The Beavers always have a solid front seven on defense no matter who they plug in. That has continued this season as they only allow 100.33 yards per game ranking them No. 15 in the country.
"When you look at Oregon State for years, you go all the way back to the Richard Sieglers and the Bill Swancutts and the Nick Barnetts, you can go all the way back to those guys. And you look at this group now, and there are some things that are very similar. One is they're very good upfront," Sark said. "These guys, obviously it starts inside and works its way to the 'backers. It seems like they play upwards to 10 defensive linemen. They roll them through. They play hard.
But their secondary is a whole other issue this season. The Beavers have been gashed through air and are allowing opposing quarterback to complete 60 percent and are giving up over 11 yards per catch. They rank No. 98 in interception percentage and No. 113 in total pass defense.
"I'd say they're growing, and probably played as well overall this last week as they've played," Riley said of his secondary. "We are, I think, started four new guys, and it's only natural with their ability, they'd grow. I've really appreciated their work and the fact they are getting better. Our whole defensive picture has kind of been a work in progress, and I think there's a lot of individuals in that group that have gotten better as the season as gone on.

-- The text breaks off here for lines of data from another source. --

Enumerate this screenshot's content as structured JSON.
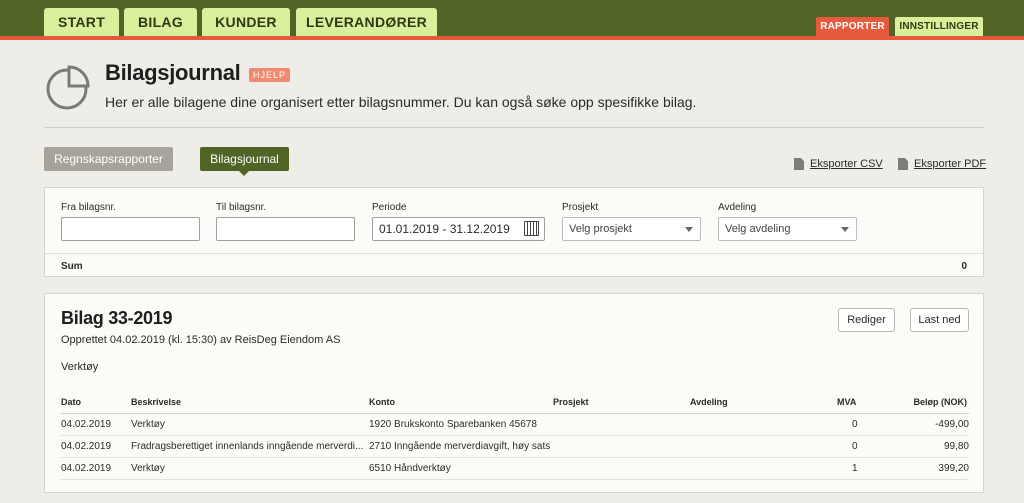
{
  "nav": {
    "tabs": [
      "START",
      "BILAG",
      "KUNDER",
      "LEVERANDØRER"
    ],
    "rapporter": "RAPPORTER",
    "innstillinger": "INNSTILLINGER"
  },
  "header": {
    "title": "Bilagsjournal",
    "help": "HJELP",
    "subtitle": "Her er alle bilagene dine organisert etter bilagsnummer. Du kan også søke opp spesifikke bilag."
  },
  "subtabs": {
    "regnskap": "Regnskapsrapporter",
    "journal": "Bilagsjournal"
  },
  "exports": {
    "csv": "Eksporter CSV",
    "pdf": "Eksporter PDF",
    "csv_icon": "csv-file-icon",
    "pdf_icon": "pdf-file-icon"
  },
  "filters": {
    "fra_label": "Fra bilagsnr.",
    "fra_value": "",
    "til_label": "Til bilagsnr.",
    "til_value": "",
    "periode_label": "Periode",
    "periode_value": "01.01.2019 - 31.12.2019",
    "prosjekt_label": "Prosjekt",
    "prosjekt_value": "Velg prosjekt",
    "avdeling_label": "Avdeling",
    "avdeling_value": "Velg avdeling",
    "sum_label": "Sum",
    "sum_value": "0"
  },
  "voucher": {
    "title": "Bilag 33-2019",
    "created": "Opprettet 04.02.2019 (kl. 15:30) av ReisDeg Eiendom AS",
    "description": "Verktøy",
    "edit": "Rediger",
    "download": "Last ned",
    "columns": {
      "dato": "Dato",
      "beskrivelse": "Beskrivelse",
      "konto": "Konto",
      "prosjekt": "Prosjekt",
      "avdeling": "Avdeling",
      "mva": "MVA",
      "belop": "Beløp (NOK)"
    },
    "rows": [
      {
        "dato": "04.02.2019",
        "beskrivelse": "Verktøy",
        "konto": "1920 Brukskonto Sparebanken 45678",
        "prosjekt": "",
        "avdeling": "",
        "mva": "0",
        "belop": "-499,00"
      },
      {
        "dato": "04.02.2019",
        "beskrivelse": "Fradragsberettiget innenlands inngående merverdi...",
        "konto": "2710 Inngående merverdiavgift, høy sats",
        "prosjekt": "",
        "avdeling": "",
        "mva": "0",
        "belop": "99,80"
      },
      {
        "dato": "04.02.2019",
        "beskrivelse": "Verktøy",
        "konto": "6510 Håndverktøy",
        "prosjekt": "",
        "avdeling": "",
        "mva": "1",
        "belop": "399,20"
      }
    ]
  },
  "colors": {
    "nav_bg": "#506425",
    "nav_tab": "#d9ef9c",
    "accent_orange": "#e55a3c",
    "active_tab": "#506425",
    "inactive_tab": "#a6a39b"
  }
}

JUST SOME STATS
Third Down Offense
Third Down Defense
Sean Canfield - 217-of-312, 69.6 %, 2,381 Yds, 13 TD, 5 Int